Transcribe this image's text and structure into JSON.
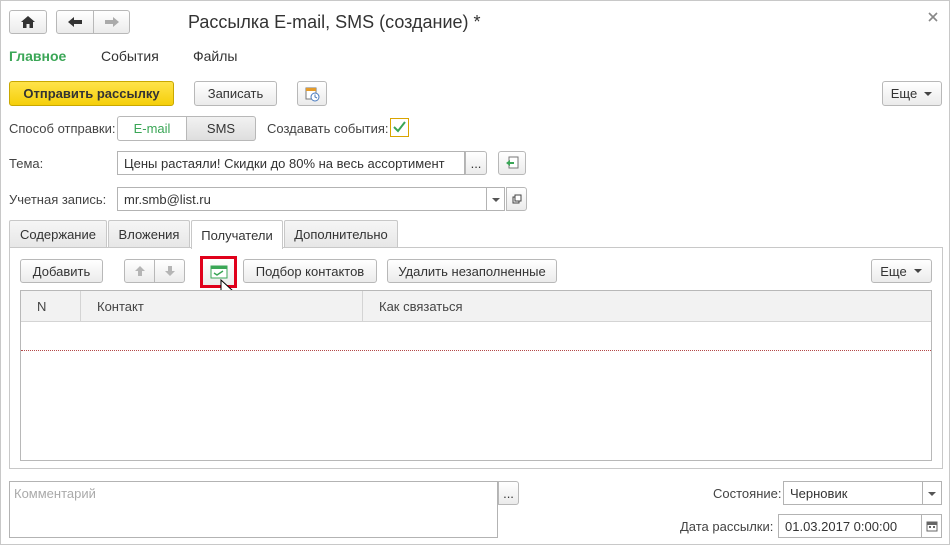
{
  "window": {
    "title": "Рассылка E-mail, SMS (создание) *"
  },
  "nav": {
    "home_icon": "home-icon",
    "back_icon": "arrow-left-icon",
    "forward_icon": "arrow-right-icon"
  },
  "sections": [
    {
      "label": "Главное",
      "active": true
    },
    {
      "label": "События",
      "active": false
    },
    {
      "label": "Файлы",
      "active": false
    }
  ],
  "toolbar": {
    "send_label": "Отправить рассылку",
    "save_label": "Записать",
    "more_label": "Еще"
  },
  "send_method": {
    "label": "Способ отправки:",
    "options": [
      "E-mail",
      "SMS"
    ],
    "selected": "E-mail"
  },
  "create_events": {
    "label": "Создавать события:",
    "checked": true
  },
  "subject": {
    "label": "Тема:",
    "value": "Цены растаяли! Скидки до 80% на весь ассортимент",
    "select_label": "..."
  },
  "account": {
    "label": "Учетная запись:",
    "value": "mr.smb@list.ru"
  },
  "tabs": [
    {
      "label": "Содержание",
      "active": false
    },
    {
      "label": "Вложения",
      "active": false
    },
    {
      "label": "Получатели",
      "active": true
    },
    {
      "label": "Дополнительно",
      "active": false
    }
  ],
  "recipients_toolbar": {
    "add_label": "Добавить",
    "pick_contacts_label": "Подбор контактов",
    "remove_empty_label": "Удалить незаполненные",
    "more_label": "Еще"
  },
  "table": {
    "columns": [
      "N",
      "Контакт",
      "Как связаться"
    ],
    "rows": []
  },
  "comment": {
    "placeholder": "Комментарий",
    "select_label": "..."
  },
  "status": {
    "label": "Состояние:",
    "value": "Черновик"
  },
  "send_date": {
    "label": "Дата рассылки:",
    "value": "01.03.2017  0:00:00"
  },
  "colors": {
    "accent_green": "#3aa656",
    "send_button": "#f5cf0a",
    "highlight_red": "#e0001b"
  }
}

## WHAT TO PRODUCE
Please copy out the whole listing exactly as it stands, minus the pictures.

## RESPONSE BELOW
Transcribe this image's text and structure into JSON.
{
  "window": {
    "title": "Рассылка E-mail, SMS (создание) *"
  },
  "nav": {
    "home_icon": "home-icon",
    "back_icon": "arrow-left-icon",
    "forward_icon": "arrow-right-icon"
  },
  "sections": [
    {
      "label": "Главное",
      "active": true
    },
    {
      "label": "События",
      "active": false
    },
    {
      "label": "Файлы",
      "active": false
    }
  ],
  "toolbar": {
    "send_label": "Отправить рассылку",
    "save_label": "Записать",
    "more_label": "Еще"
  },
  "send_method": {
    "label": "Способ отправки:",
    "options": [
      "E-mail",
      "SMS"
    ],
    "selected": "E-mail"
  },
  "create_events": {
    "label": "Создавать события:",
    "checked": true
  },
  "subject": {
    "label": "Тема:",
    "value": "Цены растаяли! Скидки до 80% на весь ассортимент",
    "select_label": "..."
  },
  "account": {
    "label": "Учетная запись:",
    "value": "mr.smb@list.ru"
  },
  "tabs": [
    {
      "label": "Содержание",
      "active": false
    },
    {
      "label": "Вложения",
      "active": false
    },
    {
      "label": "Получатели",
      "active": true
    },
    {
      "label": "Дополнительно",
      "active": false
    }
  ],
  "recipients_toolbar": {
    "add_label": "Добавить",
    "pick_contacts_label": "Подбор контактов",
    "remove_empty_label": "Удалить незаполненные",
    "more_label": "Еще"
  },
  "table": {
    "columns": [
      "N",
      "Контакт",
      "Как связаться"
    ],
    "rows": []
  },
  "comment": {
    "placeholder": "Комментарий",
    "select_label": "..."
  },
  "status": {
    "label": "Состояние:",
    "value": "Черновик"
  },
  "send_date": {
    "label": "Дата рассылки:",
    "value": "01.03.2017  0:00:00"
  },
  "colors": {
    "accent_green": "#3aa656",
    "send_button": "#f5cf0a",
    "highlight_red": "#e0001b"
  }
}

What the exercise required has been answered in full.